With unparalleled views of the historic Mission along with patio fountains and a fireplace, this is one of the most picturesque settings for outdoor dining you’ll find. It’s family-owned and operated, service is top-notch, and their twist on California cuisine is fresh, creative, and extremely tasty.
The restaurant has been rated among the top 100 Al Fresco dining locations in America by Forbes and awarded the Traveler’s Choice 2020 by TripAdvisor. It’s no surprise, for once you dine here, you’ll be planning your return visit.
Nestled in the historic Los Rios district, this delightful gingerbread home was originally built by Jose Garcia, a saloon owner for his wife, Refugio Yorba, between 1870 and 1880.

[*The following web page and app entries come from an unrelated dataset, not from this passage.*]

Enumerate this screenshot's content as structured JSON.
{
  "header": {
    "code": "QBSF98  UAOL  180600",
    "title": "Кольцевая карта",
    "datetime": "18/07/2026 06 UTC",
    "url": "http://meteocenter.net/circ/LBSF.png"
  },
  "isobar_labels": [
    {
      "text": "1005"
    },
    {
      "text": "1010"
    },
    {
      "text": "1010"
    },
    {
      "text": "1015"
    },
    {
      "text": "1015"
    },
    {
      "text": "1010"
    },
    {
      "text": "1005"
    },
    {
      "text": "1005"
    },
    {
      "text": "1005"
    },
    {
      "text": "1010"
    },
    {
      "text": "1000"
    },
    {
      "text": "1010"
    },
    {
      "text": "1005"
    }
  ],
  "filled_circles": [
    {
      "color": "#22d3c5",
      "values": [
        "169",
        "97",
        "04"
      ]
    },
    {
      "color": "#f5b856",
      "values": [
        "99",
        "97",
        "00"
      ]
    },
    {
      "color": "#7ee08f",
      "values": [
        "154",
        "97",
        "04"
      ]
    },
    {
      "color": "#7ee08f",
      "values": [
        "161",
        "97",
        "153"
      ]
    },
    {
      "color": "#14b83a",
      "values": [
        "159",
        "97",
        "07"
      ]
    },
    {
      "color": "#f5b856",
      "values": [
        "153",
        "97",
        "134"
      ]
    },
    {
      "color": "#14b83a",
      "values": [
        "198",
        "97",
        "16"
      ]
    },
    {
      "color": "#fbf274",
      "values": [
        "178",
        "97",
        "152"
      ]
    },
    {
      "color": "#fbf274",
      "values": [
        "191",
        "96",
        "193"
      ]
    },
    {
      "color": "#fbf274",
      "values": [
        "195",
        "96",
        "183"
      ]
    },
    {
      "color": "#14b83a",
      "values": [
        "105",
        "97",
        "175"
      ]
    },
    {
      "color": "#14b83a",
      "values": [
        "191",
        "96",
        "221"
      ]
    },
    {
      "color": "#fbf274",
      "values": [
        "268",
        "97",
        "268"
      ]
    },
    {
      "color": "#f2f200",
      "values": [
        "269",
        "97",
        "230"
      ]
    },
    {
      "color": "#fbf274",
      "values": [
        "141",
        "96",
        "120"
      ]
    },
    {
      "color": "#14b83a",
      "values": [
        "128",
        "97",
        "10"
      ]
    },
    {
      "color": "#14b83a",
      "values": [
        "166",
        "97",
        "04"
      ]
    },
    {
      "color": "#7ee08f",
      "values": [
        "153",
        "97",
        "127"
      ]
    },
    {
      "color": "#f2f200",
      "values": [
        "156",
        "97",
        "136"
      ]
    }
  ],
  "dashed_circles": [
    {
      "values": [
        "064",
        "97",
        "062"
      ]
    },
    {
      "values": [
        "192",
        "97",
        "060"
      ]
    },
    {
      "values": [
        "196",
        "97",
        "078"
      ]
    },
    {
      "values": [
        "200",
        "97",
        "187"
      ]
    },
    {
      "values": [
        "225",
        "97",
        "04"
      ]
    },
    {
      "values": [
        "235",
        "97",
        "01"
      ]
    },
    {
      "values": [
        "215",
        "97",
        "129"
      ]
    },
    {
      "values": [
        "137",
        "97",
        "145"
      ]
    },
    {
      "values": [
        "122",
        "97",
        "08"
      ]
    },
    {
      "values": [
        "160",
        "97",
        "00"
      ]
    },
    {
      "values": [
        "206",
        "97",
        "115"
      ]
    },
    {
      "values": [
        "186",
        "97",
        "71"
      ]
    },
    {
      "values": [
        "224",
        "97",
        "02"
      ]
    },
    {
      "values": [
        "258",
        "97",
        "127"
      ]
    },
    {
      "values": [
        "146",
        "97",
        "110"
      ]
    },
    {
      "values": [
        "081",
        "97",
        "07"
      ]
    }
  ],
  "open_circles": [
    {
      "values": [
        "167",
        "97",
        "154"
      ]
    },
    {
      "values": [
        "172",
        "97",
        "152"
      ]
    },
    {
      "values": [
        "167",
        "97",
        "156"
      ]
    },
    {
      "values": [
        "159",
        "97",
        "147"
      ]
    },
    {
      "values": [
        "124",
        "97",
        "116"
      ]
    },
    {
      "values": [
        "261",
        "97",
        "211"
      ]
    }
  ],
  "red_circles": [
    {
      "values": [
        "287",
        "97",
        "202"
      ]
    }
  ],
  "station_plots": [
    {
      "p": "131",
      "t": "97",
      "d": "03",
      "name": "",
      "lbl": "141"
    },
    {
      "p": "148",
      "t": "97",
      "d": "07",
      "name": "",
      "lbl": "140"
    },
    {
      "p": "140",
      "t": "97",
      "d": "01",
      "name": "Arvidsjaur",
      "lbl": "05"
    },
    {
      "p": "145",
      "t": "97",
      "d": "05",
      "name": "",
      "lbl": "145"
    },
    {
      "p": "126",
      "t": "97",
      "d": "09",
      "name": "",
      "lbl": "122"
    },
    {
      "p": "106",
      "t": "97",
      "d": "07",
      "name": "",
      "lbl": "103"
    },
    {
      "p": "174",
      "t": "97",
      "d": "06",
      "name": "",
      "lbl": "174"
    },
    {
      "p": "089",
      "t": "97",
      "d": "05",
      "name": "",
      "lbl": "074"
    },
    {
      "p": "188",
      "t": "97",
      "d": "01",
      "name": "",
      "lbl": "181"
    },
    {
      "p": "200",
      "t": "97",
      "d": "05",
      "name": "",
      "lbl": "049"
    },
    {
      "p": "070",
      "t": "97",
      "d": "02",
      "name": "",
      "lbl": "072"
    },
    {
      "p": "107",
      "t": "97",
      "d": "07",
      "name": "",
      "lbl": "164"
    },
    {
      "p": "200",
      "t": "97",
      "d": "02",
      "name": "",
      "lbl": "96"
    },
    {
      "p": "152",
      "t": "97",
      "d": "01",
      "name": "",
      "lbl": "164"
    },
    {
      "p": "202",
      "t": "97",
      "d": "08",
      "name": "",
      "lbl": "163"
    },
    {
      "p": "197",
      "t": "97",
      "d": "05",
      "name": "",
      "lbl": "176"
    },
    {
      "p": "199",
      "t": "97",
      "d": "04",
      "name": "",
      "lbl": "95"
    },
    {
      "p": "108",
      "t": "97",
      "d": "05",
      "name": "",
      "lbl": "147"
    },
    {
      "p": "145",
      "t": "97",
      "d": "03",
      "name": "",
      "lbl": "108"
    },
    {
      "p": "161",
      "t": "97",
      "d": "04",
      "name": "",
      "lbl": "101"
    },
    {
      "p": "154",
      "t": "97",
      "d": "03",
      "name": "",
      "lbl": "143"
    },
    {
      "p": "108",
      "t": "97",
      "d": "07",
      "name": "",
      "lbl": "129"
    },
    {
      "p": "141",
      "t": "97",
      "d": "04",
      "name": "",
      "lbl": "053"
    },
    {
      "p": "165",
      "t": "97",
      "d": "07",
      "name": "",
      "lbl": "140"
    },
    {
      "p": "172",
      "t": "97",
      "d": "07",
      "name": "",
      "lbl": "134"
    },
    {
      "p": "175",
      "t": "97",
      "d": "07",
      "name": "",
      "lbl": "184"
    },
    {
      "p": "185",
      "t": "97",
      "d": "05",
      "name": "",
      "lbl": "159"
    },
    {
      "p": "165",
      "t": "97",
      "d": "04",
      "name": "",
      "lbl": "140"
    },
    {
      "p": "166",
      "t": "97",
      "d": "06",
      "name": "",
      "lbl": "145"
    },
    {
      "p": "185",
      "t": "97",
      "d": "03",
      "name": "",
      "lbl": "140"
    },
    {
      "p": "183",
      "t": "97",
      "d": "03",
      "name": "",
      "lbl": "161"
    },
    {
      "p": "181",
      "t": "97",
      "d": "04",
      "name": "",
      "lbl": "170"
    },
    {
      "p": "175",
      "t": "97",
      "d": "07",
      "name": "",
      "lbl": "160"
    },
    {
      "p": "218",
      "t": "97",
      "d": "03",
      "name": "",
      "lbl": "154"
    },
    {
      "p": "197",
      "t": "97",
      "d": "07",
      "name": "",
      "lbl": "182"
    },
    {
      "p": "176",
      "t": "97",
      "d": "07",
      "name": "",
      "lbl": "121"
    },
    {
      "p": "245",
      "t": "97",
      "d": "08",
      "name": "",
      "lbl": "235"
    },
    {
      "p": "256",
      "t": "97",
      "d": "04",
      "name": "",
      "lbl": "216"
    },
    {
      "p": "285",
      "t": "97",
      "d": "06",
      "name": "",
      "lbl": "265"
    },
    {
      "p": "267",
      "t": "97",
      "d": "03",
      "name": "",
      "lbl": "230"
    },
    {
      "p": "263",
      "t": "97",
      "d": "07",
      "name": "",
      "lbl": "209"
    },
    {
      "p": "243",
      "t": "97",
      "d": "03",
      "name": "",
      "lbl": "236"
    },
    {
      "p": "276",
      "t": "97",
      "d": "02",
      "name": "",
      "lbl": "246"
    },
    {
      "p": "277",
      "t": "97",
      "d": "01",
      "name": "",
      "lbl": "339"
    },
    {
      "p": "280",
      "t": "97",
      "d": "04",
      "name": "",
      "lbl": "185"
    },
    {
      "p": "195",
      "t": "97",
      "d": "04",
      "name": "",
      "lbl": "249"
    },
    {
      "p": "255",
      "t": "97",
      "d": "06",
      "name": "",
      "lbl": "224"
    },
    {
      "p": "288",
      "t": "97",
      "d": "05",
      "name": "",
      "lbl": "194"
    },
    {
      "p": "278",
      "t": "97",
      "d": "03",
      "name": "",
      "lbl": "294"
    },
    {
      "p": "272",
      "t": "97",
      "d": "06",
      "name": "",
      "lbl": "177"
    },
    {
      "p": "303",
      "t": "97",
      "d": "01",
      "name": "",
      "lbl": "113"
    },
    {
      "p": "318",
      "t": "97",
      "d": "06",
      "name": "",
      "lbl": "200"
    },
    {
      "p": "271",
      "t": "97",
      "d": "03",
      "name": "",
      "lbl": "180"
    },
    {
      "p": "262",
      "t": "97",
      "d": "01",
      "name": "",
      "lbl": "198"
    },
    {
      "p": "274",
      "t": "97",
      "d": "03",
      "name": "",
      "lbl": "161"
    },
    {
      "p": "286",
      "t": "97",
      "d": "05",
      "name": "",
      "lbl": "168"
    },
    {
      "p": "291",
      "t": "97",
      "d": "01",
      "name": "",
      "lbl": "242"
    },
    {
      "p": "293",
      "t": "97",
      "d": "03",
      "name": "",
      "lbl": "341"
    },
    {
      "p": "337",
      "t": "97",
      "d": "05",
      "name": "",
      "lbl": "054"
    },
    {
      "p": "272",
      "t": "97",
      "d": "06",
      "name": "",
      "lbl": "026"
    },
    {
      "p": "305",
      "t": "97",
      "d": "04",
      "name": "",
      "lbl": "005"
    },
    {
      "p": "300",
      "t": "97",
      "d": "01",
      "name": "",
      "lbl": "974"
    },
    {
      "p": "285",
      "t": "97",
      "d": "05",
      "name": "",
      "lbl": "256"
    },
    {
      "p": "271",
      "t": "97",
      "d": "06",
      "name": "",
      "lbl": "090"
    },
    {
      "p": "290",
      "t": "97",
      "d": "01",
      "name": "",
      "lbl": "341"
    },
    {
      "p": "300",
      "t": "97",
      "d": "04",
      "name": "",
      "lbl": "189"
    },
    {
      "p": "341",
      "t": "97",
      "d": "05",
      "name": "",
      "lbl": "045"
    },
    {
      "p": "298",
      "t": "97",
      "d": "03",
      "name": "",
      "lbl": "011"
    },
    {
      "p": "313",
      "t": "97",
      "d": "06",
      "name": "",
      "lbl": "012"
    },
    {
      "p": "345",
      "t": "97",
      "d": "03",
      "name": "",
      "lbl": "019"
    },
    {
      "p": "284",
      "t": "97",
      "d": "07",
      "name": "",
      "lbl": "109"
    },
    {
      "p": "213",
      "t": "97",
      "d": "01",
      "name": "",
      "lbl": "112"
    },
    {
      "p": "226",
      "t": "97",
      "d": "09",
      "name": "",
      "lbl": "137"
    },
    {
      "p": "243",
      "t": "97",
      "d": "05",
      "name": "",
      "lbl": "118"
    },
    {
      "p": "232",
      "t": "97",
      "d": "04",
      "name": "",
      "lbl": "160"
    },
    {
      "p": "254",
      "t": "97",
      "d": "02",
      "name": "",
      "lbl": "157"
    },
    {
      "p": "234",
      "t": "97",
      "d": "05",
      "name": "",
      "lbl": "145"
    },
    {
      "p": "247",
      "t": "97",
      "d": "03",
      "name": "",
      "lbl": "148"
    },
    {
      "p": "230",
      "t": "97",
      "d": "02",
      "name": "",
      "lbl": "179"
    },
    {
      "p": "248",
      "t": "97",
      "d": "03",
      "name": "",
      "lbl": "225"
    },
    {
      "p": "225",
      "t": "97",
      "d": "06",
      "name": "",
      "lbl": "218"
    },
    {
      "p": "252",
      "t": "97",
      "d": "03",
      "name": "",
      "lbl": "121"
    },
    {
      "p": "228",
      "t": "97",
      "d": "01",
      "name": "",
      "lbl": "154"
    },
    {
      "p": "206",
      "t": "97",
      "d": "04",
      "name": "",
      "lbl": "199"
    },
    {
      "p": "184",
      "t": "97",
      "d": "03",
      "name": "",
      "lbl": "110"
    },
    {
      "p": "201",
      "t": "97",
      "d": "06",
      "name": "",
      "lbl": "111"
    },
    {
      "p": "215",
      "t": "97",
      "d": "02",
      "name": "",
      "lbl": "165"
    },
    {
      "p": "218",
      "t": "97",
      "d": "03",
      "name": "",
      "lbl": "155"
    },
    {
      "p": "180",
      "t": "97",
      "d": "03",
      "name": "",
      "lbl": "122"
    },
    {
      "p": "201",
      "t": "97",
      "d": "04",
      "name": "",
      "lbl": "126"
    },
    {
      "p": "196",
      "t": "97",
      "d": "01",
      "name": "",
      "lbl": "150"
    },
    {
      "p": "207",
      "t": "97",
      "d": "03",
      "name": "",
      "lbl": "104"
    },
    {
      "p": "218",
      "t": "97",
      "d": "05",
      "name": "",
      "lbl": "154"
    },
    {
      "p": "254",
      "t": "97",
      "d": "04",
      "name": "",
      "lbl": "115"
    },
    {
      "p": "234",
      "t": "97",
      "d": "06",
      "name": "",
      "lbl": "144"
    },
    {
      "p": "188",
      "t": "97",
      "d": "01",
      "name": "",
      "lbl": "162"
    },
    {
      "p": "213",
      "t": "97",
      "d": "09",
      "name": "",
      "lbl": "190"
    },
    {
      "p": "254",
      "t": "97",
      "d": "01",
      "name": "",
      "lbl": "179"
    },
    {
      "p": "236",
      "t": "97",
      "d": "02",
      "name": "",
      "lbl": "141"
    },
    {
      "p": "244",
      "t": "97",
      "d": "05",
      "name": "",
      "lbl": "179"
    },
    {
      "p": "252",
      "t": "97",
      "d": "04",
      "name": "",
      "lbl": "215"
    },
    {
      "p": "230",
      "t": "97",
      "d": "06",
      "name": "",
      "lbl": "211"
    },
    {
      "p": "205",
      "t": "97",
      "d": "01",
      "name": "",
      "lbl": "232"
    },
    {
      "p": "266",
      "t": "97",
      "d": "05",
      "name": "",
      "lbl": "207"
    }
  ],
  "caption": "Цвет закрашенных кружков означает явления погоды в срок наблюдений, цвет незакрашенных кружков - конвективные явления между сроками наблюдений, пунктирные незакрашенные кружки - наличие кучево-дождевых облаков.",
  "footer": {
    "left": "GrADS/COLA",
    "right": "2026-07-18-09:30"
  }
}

Unfortunately, tragedy befell Garcia, who was murdered in 1896. In 1903, Albert Pryor purchased the house but later suffered a serious stroke. His ghost has reportedly been seen sitting on the porch he so loved, smoking a cigar.
The house was donated to the historical society in 1976, restored, and furnished with period future. The building became known as the O’Neill Museum in honor of Marguerite O’Neill. She kept beautiful nearby Rancho Mission Viejo from being sold for urban expansion. The museum now houses old photos, books, maps, documents, genealogical and historical town records.
Bike to Doheny State Beach
For those into biking and the outdoors, and I certainly am, one amazing trek extends six miles from San Juan Capistrano to picturesque Doheny State Beach in nearby Dana Point.
San Juan Creek Trail is a well-maintained asphalt-paved path great for biking and jogging. The scent of orange trees is intoxicating, and the mountain and beach views are incredible. You’re also likely to see horseback riders as the area consists of numerous ranches and an equestrian center.
Hike in a Wilderness Park
An 8,000-acre protected wilderness preserve encompassing river terraces and sandstone canyons in the Santa Ana Mountains, Ronald W. Caspers Wilderness Park is a way to claim you’re truly a member of the “get lost club.”
Individual campsites are available for those who love sleeping in the great outdoors. Hiking and horseback riding are the main attractions here due to seasonable wildflower displays, a creek (dry in the absence of rainfall), groves of native Coastal Live Oak, and magnificent stands of California Sycamore. Trails lead through classic California riverine, desert, and rolling foothills terrain.
Word of warning, however, mountain lions frequent the area. It is, after all, their habitat. As the rangers advised, don’t venture off the marked trails. And remember to take everything back with you that you brought into the park, including your trash.